Imagine a world where all your entertainment needs are at the tips of your fingers and can be accessed from wherever you are. Not only in real time or live, but recorded and retrievable at a moment’s notice. But also off the same facility you can be listening to music in the background as you watch TV and keep updated on the latest news as headlines scroll at the bottom of your screen.
That is not hard to imagine because it is happening now.
What would be more difficult to wrap our minds around is world where to get entertainment you had to be seating in front of a TV. If you were lucky you had a video deck and would watch films off video cassettes. And your radio was limited to short wave frequencies which crackled or were inaccessible if you moved your radio from one room to another.
The latter is long gone reality that the majority of us can not relate to.
At the most basic level media organisations are battling for your attention. Will you buy my paper? Will you listen to my radio? Will you watch my TV channel?
In a previous time when in Uganda for instance there was one TV channel, one radio station and one English daily, media houses did not have to think every hard about capturing and retaining attention.
But today a plethora of media, not only traditional but also off the internet means our attention has been dispersed making it even more difficult to commend anyone person or group’s attention for an extended time.
Last week at the 2018 Digital Dialogue Conference media leaders from around the continent grappled with this growing challenge.
But beyond the specific concerns of the media the conference, convened by South African based video entertainment company, Multichoice, explored how this new reality is changing the people’s behaviour around entertainment and news, but how the trend is accelerating living little room for one to catch their breath.
So what is the value of your attention?
Studies conducted in more advanced western markets show that people’s attention patterns are shifting. Affected by what we consume from, and the possibilities that are presented by, the media we have settled into a pattern where we are in constant interaction with our gadgets.
Our relationships are now more managed by our phones or other handheld devices than through face to face interaction. On one level what this means that our peer pressure no longer comes only from the people around us but from people across the world from us.
Which can be a force for good, because we can widen our horizons and expand our ambitions beyond what we see in our immediate environment. On the other hand the negative effects of may include adopting behaviour which is considered normal elsewhere but may cause tension in your own context.
The world even beyond the real world, has shrunk to fit in our pockets. And this trend is projected to continue.

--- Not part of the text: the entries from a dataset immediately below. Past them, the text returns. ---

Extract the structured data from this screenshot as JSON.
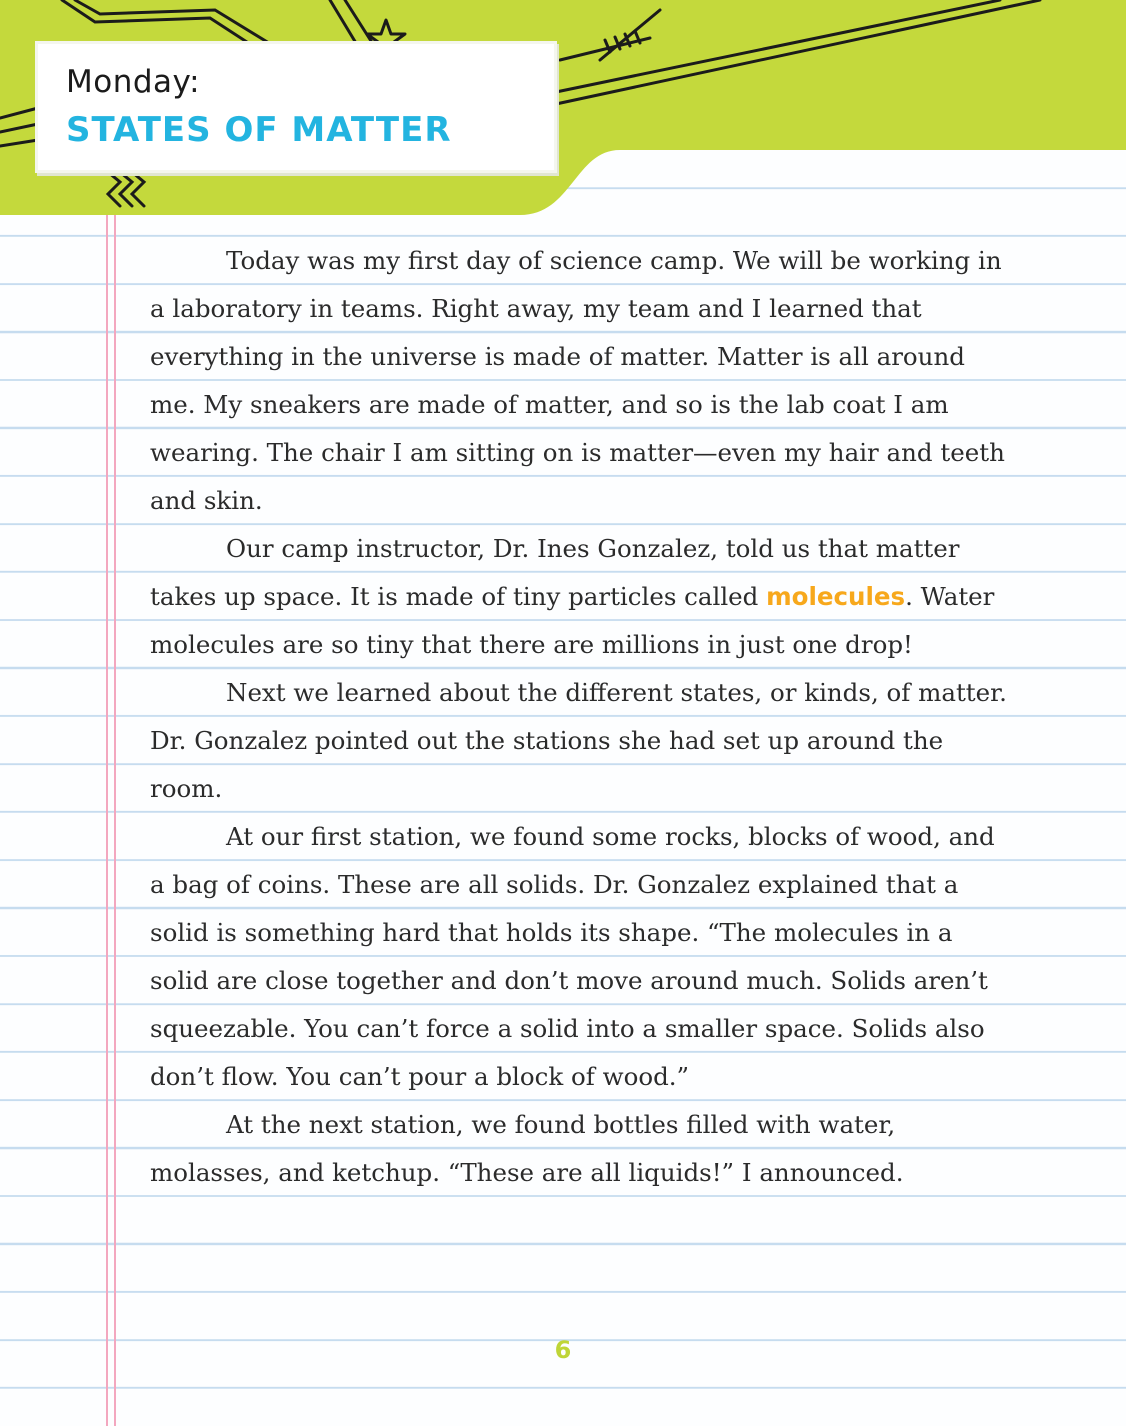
{
  "header": {
    "day_label": "Monday:",
    "chapter_title": "STATES OF MATTER"
  },
  "body": {
    "paragraphs": [
      "Today was my first day of science camp. We will be working in a laboratory in teams. Right away, my team and I learned that everything in the universe is made of matter. Matter is all around me. My sneakers are made of matter, and so is the lab coat I am wearing. The chair I am sitting on is matter—even my hair and teeth and skin.",
      {
        "before": "Our camp instructor, Dr. Ines Gonzalez, told us that matter takes up space. It is made of tiny particles called ",
        "term": "molecules",
        "after": ". Water molecules are so tiny that there are millions in just one drop!"
      },
      "Next we learned about the different states, or kinds, of matter. Dr. Gonzalez pointed out the stations she had set up around the room.",
      "At our first station, we found some rocks, blocks of wood, and a bag of coins. These are all solids. Dr. Gonzalez explained that a solid is something hard that holds its shape. “The molecules in a solid are close together and don’t move around much. Solids aren’t squeezable. You can’t force a solid into a smaller space. Solids also don’t flow. You can’t pour a block of wood.”",
      "At the next station, we found bottles filled with water, molasses, and ketchup. “These are all liquids!” I announced."
    ]
  },
  "footer": {
    "page_number": "6"
  },
  "colors": {
    "header_green": "#c4d93c",
    "title_blue": "#23b4e0",
    "term_orange": "#f7a81c",
    "rule_blue": "#c6dcef",
    "margin_pink": "#f3a7bf"
  }
}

Futurist Paul Papadimitrou says the drivers of this development are the ever lowering cost of technology, the networks we are now tapping into and the numerous platforms we can now access.
To illustrate he pointed out that in less than a decade voice over internet service Skype accounts for half the international calls and social media platform WhatsApp has overtaken SMS as a way to communicate via mobile phones.
The net effect of this is that as consumers we have become nomadic, tribal but also singular; we have also moved from being passive admirers to being active doers and with the accelerating technological trends these distinctions can only sharpen.
Which brings us back to the value of your attention. By the simple laws of supply and demand, your attention is becoming increasingly valuable as more and more media platforms and networks take up your attention.
As a result, “The people who can capture our attention can sell it,” Anthony Lilley, professor of creative industries at Ulster University told the conference.
Which explains why in the last decade or so technology companies Apple, Google, Facebook, Netflix have overtaken traditional companies like Exxon Mobil, BP and GE as the most valuable companies in the world.
We have gone from manufacturers to services to now attention brokers as the main drivers of the economy a trend that is already upon us.
The business community through its use of big data is becoming adept at ferreting you out, cataloguing you and inundating your with messages you are very likely to respond to.
Search engine Google is the poster child of this trend but so are social app Facebook and online retailer Amazon.
Increased interaction with this media reveals your affinity for one brand or another and therefore peg you as a source of revenue.
This interaction with the media is changing us surreptitiously, suddenly and irreversibly.
So what are we becoming? “Eighty percent of people in western economies are fans … a person who has a connection, through his identity or a social connection … what do you get out of being a fan? Comfort,” Professor Lilley explained.
Fans have affinities and sustain attention on the people, events or things that they are interested in.
It is human nature to want to belong but now with the variety and availability of people to notice, events to follow or things to like we are becoming more tribal and more singular.
Interestingly this realisation is probably a snapshot in time, with the speed of change and disruption don’t be surprised if the changes to ourselves or the categorisations businesses choose to give us change.